At its prestige Contemporary Art sale in New York, Christie’s estimated a lot of nine CryptoPunks at $7 to 9 million. The lot reached a final price of $16.9 million. The $10 million threshold was exceeded again in June, not for nine CryptoPunks, but for a single unit, considered “extremely rare”. CryptoPunk 7523 is from a series of nine alien Punks, but is the only one wearing a mask, hence the extraordinary increase in price to $11.7 million when it was offered at Sotheby’s.

Larva Labs, the company that created CryptoPunks, has posted an annual turnover of $41.47 million through regulated auctions. However, Larva Labs claims that on unregulated marketplaces, CryptoPunks have traded for more than one billion dollars since their launch in 2017.

Bored Ape
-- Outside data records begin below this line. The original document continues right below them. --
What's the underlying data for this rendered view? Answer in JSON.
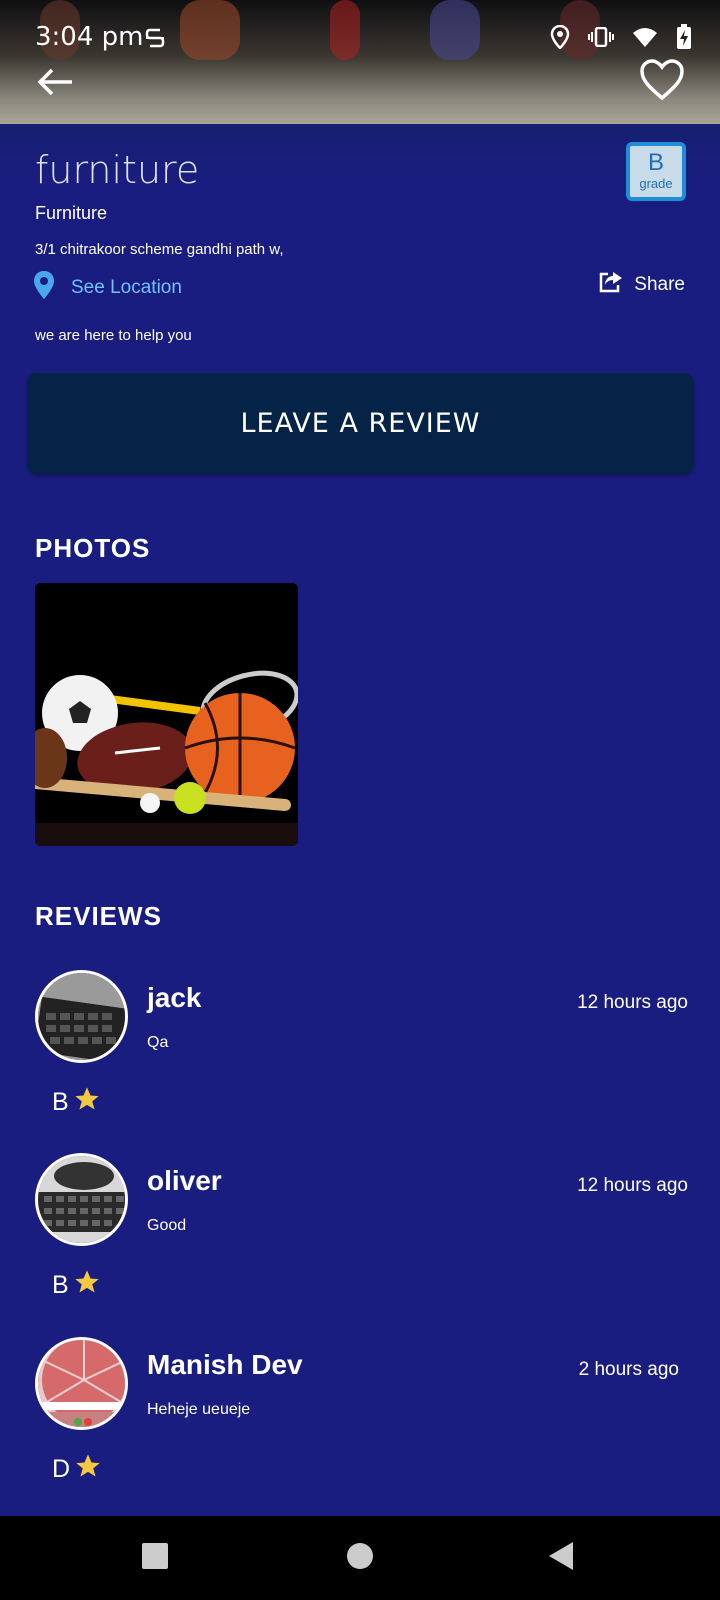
{
  "status_bar": {
    "time": "3:04 pm",
    "icons": [
      "screenshot-icon",
      "location-icon",
      "vibrate-icon",
      "wifi-icon",
      "battery-charging-icon"
    ]
  },
  "header": {
    "back_icon": "back-arrow-icon",
    "favorite_icon": "heart-icon"
  },
  "business": {
    "title": "furniture",
    "grade_letter": "B",
    "grade_word": "grade",
    "category": "Furniture",
    "address": "3/1 chitrakoor scheme gandhi path w,",
    "see_location": "See Location",
    "share": "Share",
    "tagline": "we are here to help you"
  },
  "actions": {
    "leave_review": "LEAVE A REVIEW"
  },
  "photos": {
    "title": "PHOTOS",
    "items": [
      "sports-equipment-photo"
    ]
  },
  "reviews": {
    "title": "REVIEWS",
    "items": [
      {
        "name": "jack",
        "time": "12 hours ago",
        "comment": "Qa",
        "grade": "B"
      },
      {
        "name": "oliver",
        "time": "12 hours ago",
        "comment": "Good",
        "grade": "B"
      },
      {
        "name": "Manish Dev",
        "time": "2 hours ago",
        "comment": "Heheje ueueje",
        "grade": "D"
      }
    ]
  },
  "nav": {
    "icons": [
      "recents-square-icon",
      "home-circle-icon",
      "back-triangle-icon"
    ]
  },
  "colors": {
    "background": "#1a1d80",
    "button": "#052247",
    "link": "#6fc1ff",
    "star": "#f5c842",
    "badge_border": "#1f8ed8"
  }
}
The ‘images’ in Bored Ape Yacht Club (BAYC) form a collection of 10,000 ape avatars launched in April 2021 by Yuga Labs. Like Larva Labs’ Cryptopunks, the Bored Apes all have unique characteristics. They are therefore valued according to their rarity. Acclaimed by celebrities from the world of entertainment and sport, including Eminem and Justin Bieber, their popularity and prices are exploding on online platforms, as well as on the regulated auction market: on 9 September 2021, a batch of 101 Bored Ape Yacht Club sold for $24.4 million at Sotheby’s. This result put the Yuga Labs startup into 66th place in our global ranking of artists by annual auction turnover, just behind Frida Kahlo.

New sales protocols

In April 2021, the first major NFT sale organized by Sotheby’s in collaboration with PAK brought together 3,000 active buyers and generated $16.8 million. Entitled “The Fungible Collection”, the sale implemented an unprecedented protocol for Sotheby’s: for three days, buyers could acquire digital “cubes” (23,598 in total) in 15-minute slots only and sold not at auction, but rather at evolving fixed prices.

Pak: The Fungible Collection

Pak: The Fungible Collection

The advantage of buying several NFTs rather than just one was based on the combinatorial properties of these cubes, a buyer owning several “cubes” being able to combine them in his digital wallet, ie, to merge several NFTs of solitary cubes into a single more complex work.

In December, Pak created another surprise by selling, on Nifty Gateway, 266,445 “mass units” in the form of NFTs, the combination of which makes up a work titled The Merge.

The Merge did not yet exist at the time of the sale. No one knew what it was going to look like. By buying a part of this unknown, each collector contributed to its total realization. By creating interactivity with his collectors, Pak not only gives them the key to his universe/metaverse, he also gives his community an active role in building the creative and economic value of the work.

These mass units were purchased by 29,000 different buyers using a price strategy in fixed increments during the 48 hours of the sale. Eye-watering, the total amount generated by The Merge ($91.8 million) was more than the price paid for Jeff Koons’ sculpture Rabbit (1986) in 2019 ($91.1 million), the most expensive artwork by a living artist ever sold on the regulated auction market.